Recently, the city of Cincinnati made headlines when it was ordered by a judge to refund alarm registration fees that it had collected from residents over the past several years. The ruling, which was handed down by Hamilton County Common Pleas Court was a victory for the many Cincinnati residents who had long felt that the fees were unjustified and unnecessary.
The fees in question were part of an alarm registration program that the city had put in place in order to fund its emergency response services. Under the program, residents who owned home security systems were required to register their systems with the city and pay an annual fee of $50. However, many residents objected to the fees, arguing that they were essentially a tax on safety and that the city was not providing any additional services to those who paid the fees.
After several years of legal challenges, the court finally ruled that the fees were indeed unconstitutional and ordered the city to refund them to residents who had paid them. In the ruling, the court stated that the fees were “an impermissible tax on safety” and that the city had not provided any additional services or benefits to those who paid them.
The city of Cincinnati has since begun the process of refunding the fees, which is expected to cost the city several hundred thousand dollars. Residents who paid the fees can expect to receive a refund check in the mail within the coming weeks.

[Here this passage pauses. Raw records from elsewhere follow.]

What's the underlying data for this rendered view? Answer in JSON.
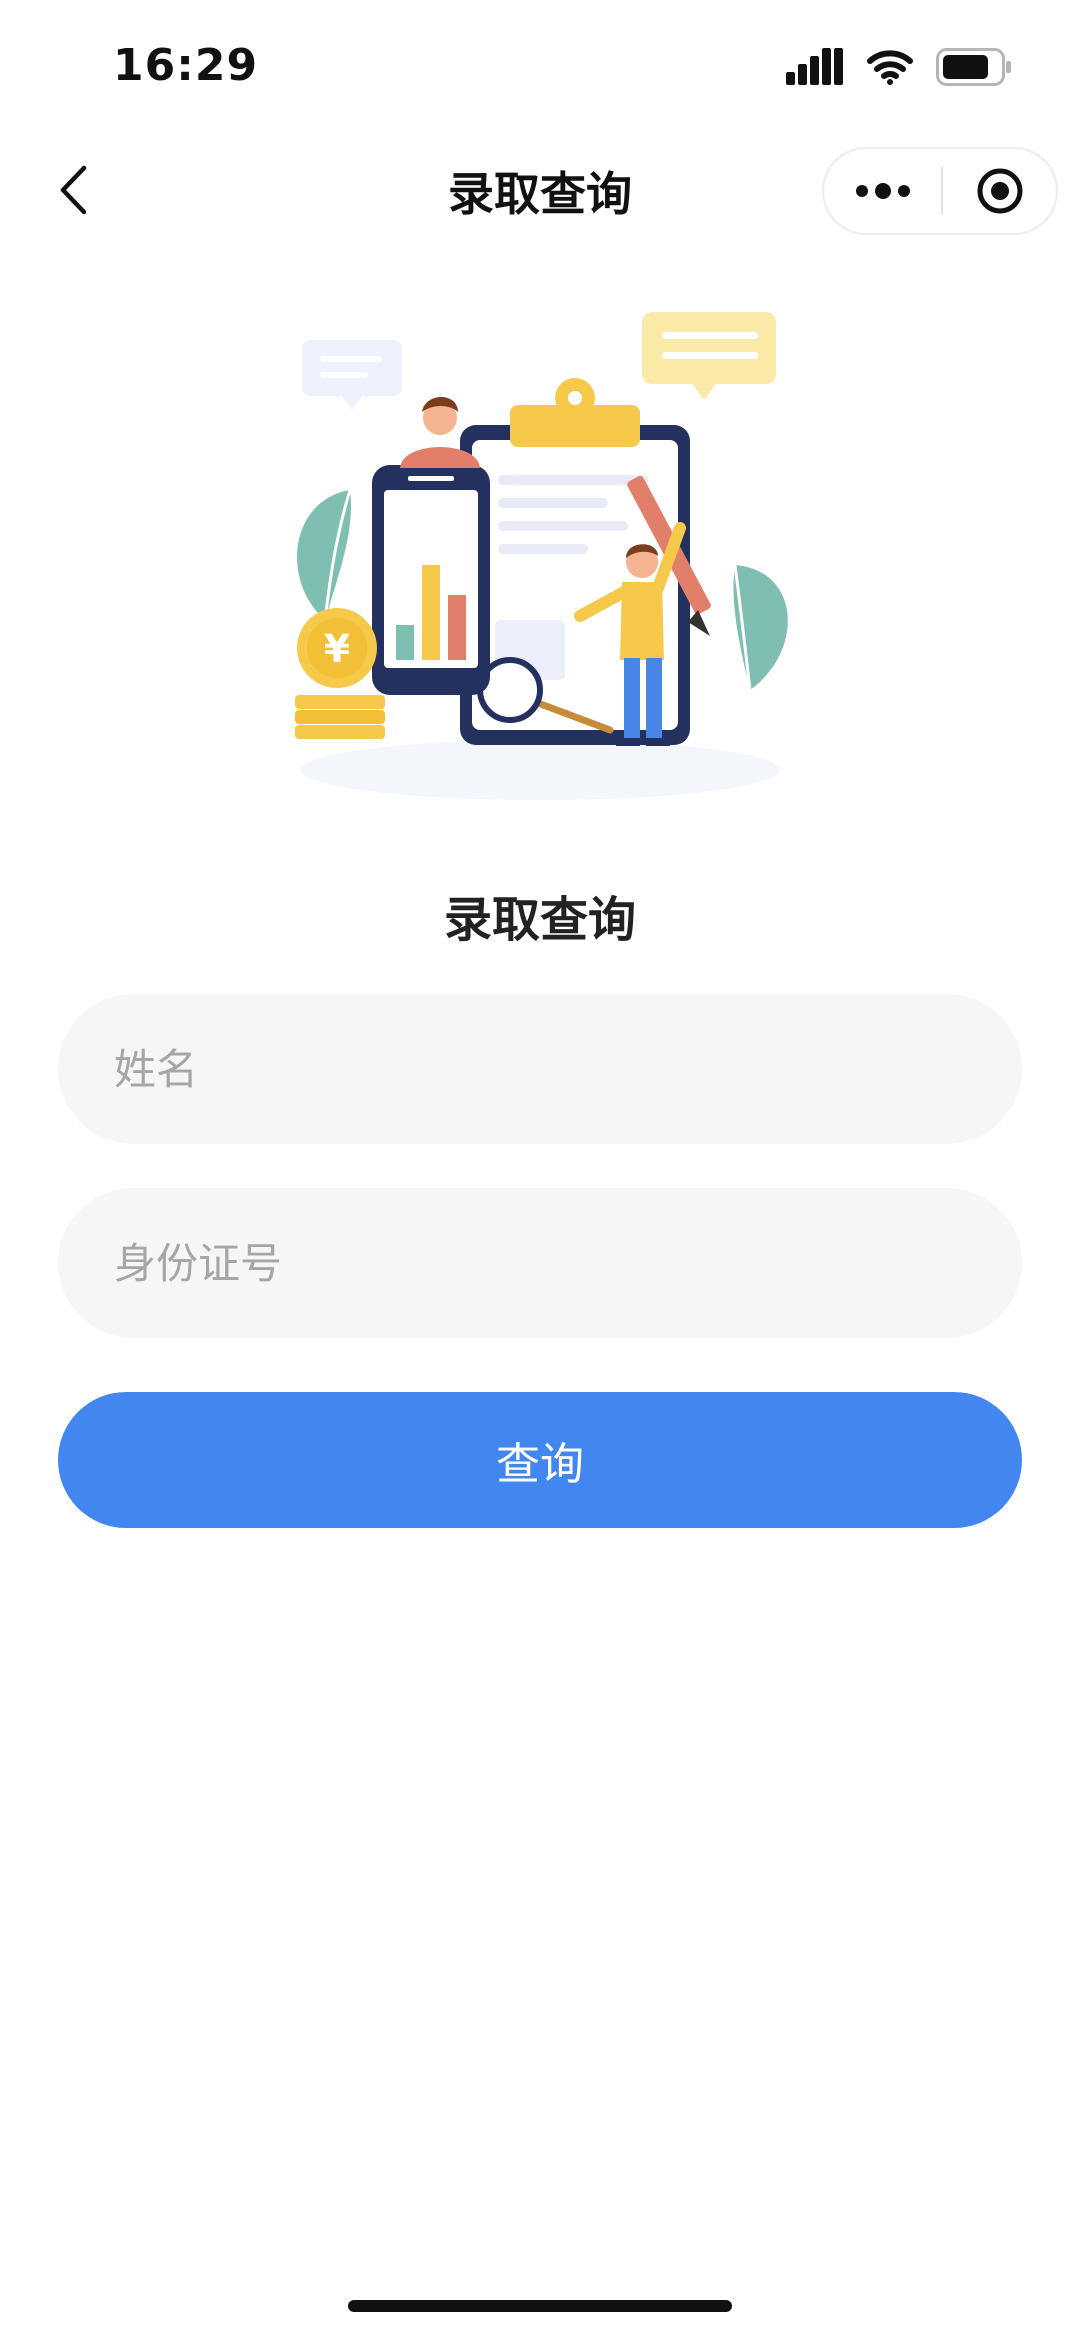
{
  "status_bar": {
    "time": "16:29",
    "icons": [
      "cellular-signal-icon",
      "wifi-icon",
      "battery-icon"
    ]
  },
  "nav": {
    "title": "录取查询",
    "back_icon": "chevron-left-icon",
    "more_icon": "more-dots-icon",
    "close_icon": "target-circle-icon"
  },
  "form": {
    "title": "录取查询",
    "name_placeholder": "姓名",
    "name_value": "",
    "id_placeholder": "身份证号",
    "id_value": "",
    "submit_label": "查询"
  },
  "colors": {
    "primary": "#4286f0",
    "input_bg": "#f5f6f8",
    "placeholder": "#a6a6a6"
  }
}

While the ruling is certainly a victory for Cincinnati residents, it also raises important questions about the use of fees and taxes to fund government services. Many people believe that fees like the alarm registration fee are unfair and regressive, as they disproportionately affect those who are already struggling financially. Others argue that fees like this are necessary in order to fund essential government services, such as emergency response.
Regardless of where one falls on this debate, it is clear that the ruling in Cincinnati is an important victory for those who believe that fees like this are unjustified and unfair. As cities and other local governments continue to grapple with budget constraints and funding challenges, it is likely that we will see more debates and legal challenges around the use of fees and taxes to fund government services.